Players have the ability to buy what they don’t immediately need in hopes that the investment will soon be useful. This made me immediately think of Alhambra, where players could buy tiles and hold them until they became needed. A Railcar not behind an Engine card is worth zero points, however, and the player won’t get a return on the Cargo cards they spent until the Railcar is on the line. Players have to juggle what they want in the long wrong with what they can use immediately. This caused more than one of our players to pause and really consider each of their action options.
Freedom at a cost can also be found when purchasing Railcars. A player’s first focus in on collecting the right number of Cargo cards for a specific Railcar, but they can shortcut the collection process by using their Exchange Rate tokens. Handy, but also costly. This shortcut allows the player to grab the visible Railcar card, but the cost is often higher, taxing the player time and more Cargo cards then they might want to spend.
The Yardmaster didn’t upset the balance of the game one bit. You might assume (as I did) that having the Yardmaster would give the player a serious advantage. Not the case. Turns out that having one additional action per turn is important, but not game changing. At most, it might allow a player to win the game on their turn instead of waiting for their next turn to achieve the point goal. The use of the Yardmaster actually made the choices the player had to make harder because it was a temporary bonus. Have you ever felt overwhelmed with a gift card because you didn’t know what to use it on? The Yardmaster token is a lot like that. It gives the players an opportunity, but stops short of suggesting if it should be used or how.
The Bonus cards were a nice surprise. It made drawing blindly from the Cargo deck a worthwhile action. Since there is no hand size limit, the player can keep their Bonus cards indefinitely. When the player thinks the timing is right, the Bonus cards can come into play and give the player a quick boost. How useful they are, however, depends completely on the player’s timing.
Interestingly enough, the game is a great deal different with 2 players versus 3 or more. A 2-player game is focused on making smart plays at a steady pace. One wrong move, and the player will have a tough time making up for their mistakes.
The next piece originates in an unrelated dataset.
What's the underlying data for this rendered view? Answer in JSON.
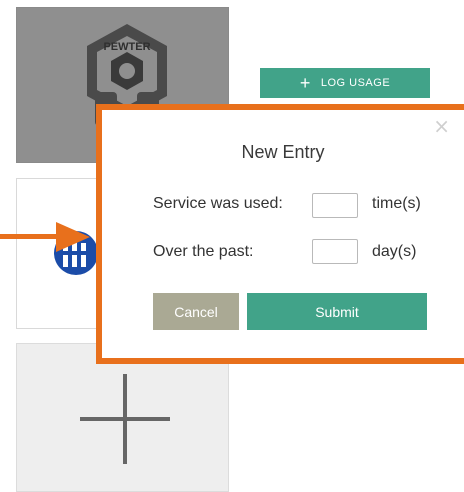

The Yardmaster token will become your best friend and most bitterest of foes. When playing with 3 or more players, the game becomes a race. More risk is taken because there is more time to reflect on past moves and adjust strategies. This was a wonderful surprise as it made Yardmaster all the more interesting and desirable for those looking for a game that could be played different ways.
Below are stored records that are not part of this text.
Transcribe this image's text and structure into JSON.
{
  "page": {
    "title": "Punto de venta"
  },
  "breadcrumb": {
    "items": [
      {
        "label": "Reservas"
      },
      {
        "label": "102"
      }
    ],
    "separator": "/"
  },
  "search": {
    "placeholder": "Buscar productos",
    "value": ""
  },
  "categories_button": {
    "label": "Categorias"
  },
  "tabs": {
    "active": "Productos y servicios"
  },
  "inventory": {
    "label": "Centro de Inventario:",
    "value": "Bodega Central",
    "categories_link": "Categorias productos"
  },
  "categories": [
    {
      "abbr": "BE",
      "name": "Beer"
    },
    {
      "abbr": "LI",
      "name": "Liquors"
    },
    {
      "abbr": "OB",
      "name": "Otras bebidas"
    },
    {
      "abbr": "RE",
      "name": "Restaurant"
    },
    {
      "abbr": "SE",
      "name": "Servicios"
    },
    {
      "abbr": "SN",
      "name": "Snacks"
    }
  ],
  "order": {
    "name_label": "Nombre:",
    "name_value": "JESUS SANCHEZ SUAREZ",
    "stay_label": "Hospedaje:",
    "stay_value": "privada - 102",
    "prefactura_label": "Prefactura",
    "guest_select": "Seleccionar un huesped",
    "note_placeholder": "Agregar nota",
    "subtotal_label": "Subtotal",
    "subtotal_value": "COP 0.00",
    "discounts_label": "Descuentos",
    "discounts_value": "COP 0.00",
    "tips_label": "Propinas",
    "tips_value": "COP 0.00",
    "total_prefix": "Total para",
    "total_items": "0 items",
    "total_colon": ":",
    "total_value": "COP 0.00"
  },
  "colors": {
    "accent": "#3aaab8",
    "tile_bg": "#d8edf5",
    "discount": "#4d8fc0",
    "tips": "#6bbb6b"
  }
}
Yardmaster is a good time. It challenged all our players, while maintaining an atmosphere of casual game play. It’s not any overly difficult game, but it does have enough depth to keep serious gamers seriously interested. It’s also one of those rare gems where no one player runs away with the game, keeping everyone playing involved to the very end. Although it can feel like an uphill battle to catch up if the right cards are not available. As soon as a game was over, all the players (except the player who won) demanded a new game. Now that’s the kind of game I want to play.
If you are big on Train games, then you will enjoy Yardmaster. For a small card game, it does a great job of capturing the logistical nightmare of loading and rolling out freight. Those who do not enjoy Train games will still find Yardmaster to be a pleasant experience. The set collecting and resource management aspects are enough to keep you engaged from the very start without feeling like an overwhelming chore. Do take the time to play this game, as I am certain you will enjoy the ride.
This game was given to Father Geek as a review copy. Father Geek was not paid, bribed, wined, dined, or threatened in vain hopes of influencing this review. Such is the statuesque and legendary integrity of Father Geek.